**WHAT TO WORK ON**: Working from the entries below, tally each line that holds "yyyy". Give the tally and nothing else.

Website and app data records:
□ □ □ □ □
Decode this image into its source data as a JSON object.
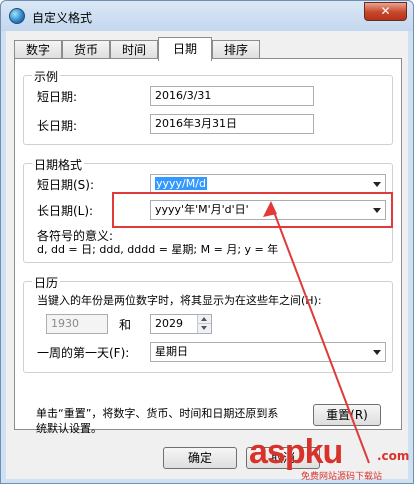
{
  "window": {
    "title": "自定义格式",
    "close_glyph": "✕"
  },
  "tabs": [
    {
      "label": "数字"
    },
    {
      "label": "货币"
    },
    {
      "label": "时间"
    },
    {
      "label": "日期"
    },
    {
      "label": "排序"
    }
  ],
  "sample": {
    "legend": "示例",
    "short_label": "短日期:",
    "short_value": "2016/3/31",
    "long_label": "长日期:",
    "long_value": "2016年3月31日"
  },
  "date_format": {
    "legend": "日期格式",
    "short_label": "短日期(S):",
    "short_value": "yyyy/M/d",
    "long_label": "长日期(L):",
    "long_value": "yyyy'年'M'月'd'日'",
    "symbols_title": "各符号的意义:",
    "symbols_desc": "d, dd = 日;  ddd, dddd = 星期;  M = 月;  y = 年"
  },
  "calendar": {
    "legend": "日历",
    "two_digit_text": "当键入的年份是两位数字时，将其显示为在这些年之间(H):",
    "year_from": "1930",
    "and_label": "和",
    "year_to": "2029",
    "first_day_label": "一周的第一天(F):",
    "first_day_value": "星期日"
  },
  "reset": {
    "text_line1": "单击“重置”，将数字、货币、时间和日期还原到系",
    "text_line2": "统默认设置。",
    "button_label": "重置(R)"
  },
  "footer": {
    "ok_label": "确定",
    "cancel_label": "取消"
  },
  "watermark": {
    "brand": "aspku",
    "brand_suffix": ".com",
    "tagline": "免费网站源码下载站"
  },
  "colors": {
    "annotation_red": "#e03a3a",
    "selection_blue": "#3399ff"
  }
}
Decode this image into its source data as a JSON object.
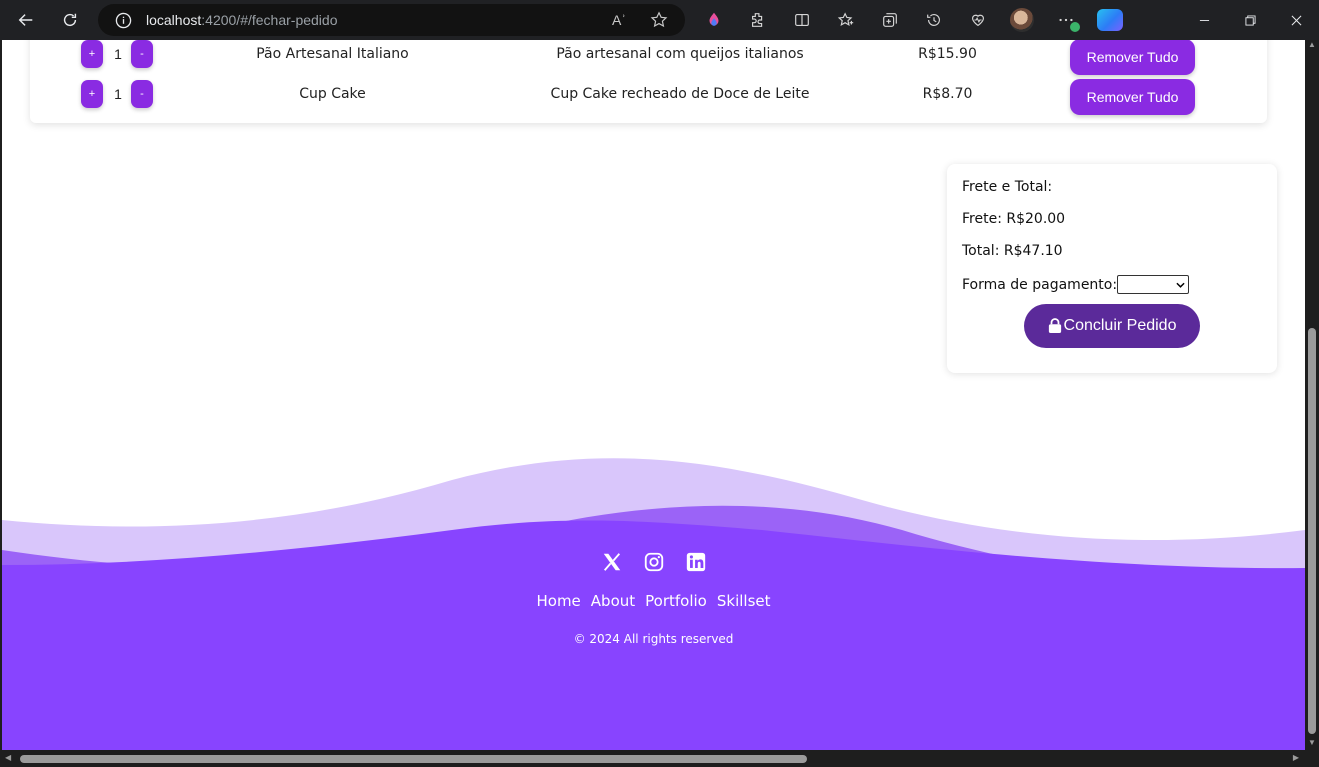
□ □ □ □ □
**ANSWER FOR THIS EXERCISE**: 2